The Equal Employment Opportunity Commission (EEOC) is the Federal Agency entrusted to policing claims of discrimination in the workplace. Last week, the EEOC filed a Federal discrimination lawsuit in the Northern District of Illinois against Source One Staffing, claiming the Source One repeatedly sent female workers to job assignments even though two prior temps had complained about sexual harassment at the workplace. The EEOC said that while the employer could be held responsible for the harassment, the staffing agency could be charged as well since they had notice of the alleged conduct.
The EEOC is also suing Source One, a Chicago based employment agency, for categorizing jobs as “women’s work” and “men’s work” and therefore refusing to send women to jobs for which they were qualified. John Rowe, the EEOC’s district director in Chicago, said the agency’s investigation uncovered direct evidence of sex stereotyping in Source One’s job assignment practices. “Title VII prohibits employment agencies from failing or refusing to refer employees for temporary job assignments because of their sex,” said Rowe in the EEOC’s press release announcing the lawsuit. “This includes a duty not to comply with discriminatory requests from its clients for workers of only one sex.” Here is the official statement about the case from John Hendrikson, the EEOC’s regional attorney:
“Employment agencies must exercise caution when sending workers on temporary job assignments. When a temporary worker is harassed, Title VII requires both the staffing agency and its client to take corrective actions. A staffing agency cannot continue to send women into a known hostile work environment or place blind trust in its client to remedy the situation. Our investigation suggests that Source One ignored reports of sex harassment and then retaliated against two women whose complaints were too loud to ignore.”
This action, if successful, would impose an obligation on temporary staffing agencies to monitor complaints of sexual harassment and racial discrimination. Counsel for the agency may recommend a method of keeping track of complaints so that the agency can prove whether such complaints were received. When you consider that many temps recommend their friends to the agencies when more workers are needed, agencies will want to make sure they are not targeted wrongfully by a group of employees. Since staffing agencies normally have close working relationships with the employers, it will likely create a conflict where an agency will have to choose refusing to place workers at a particular work place or expose itself to a Title VII claim similar to this one. It would also place a burden on the agencies to have counsel familiar with workplace discrimination cases review the complaints of workers to deem whether an employer had a hostile workplace. Those lawyers would most probably exercise caution and advise their agency clients to not staff a location that was the subject of two or more complaints of similar conduct and to alert the workplace that these claims are existent and are the basis why the agency cannot place any workers there until the employer takes steps to remedy the situation.

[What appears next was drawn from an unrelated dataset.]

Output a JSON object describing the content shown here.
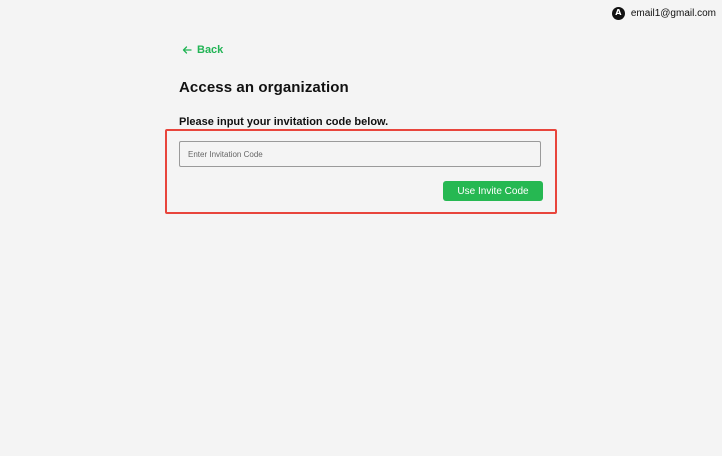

That will not be a pleasant for the agency to make, but it certainly beats getting dragged into Federal Court by the government.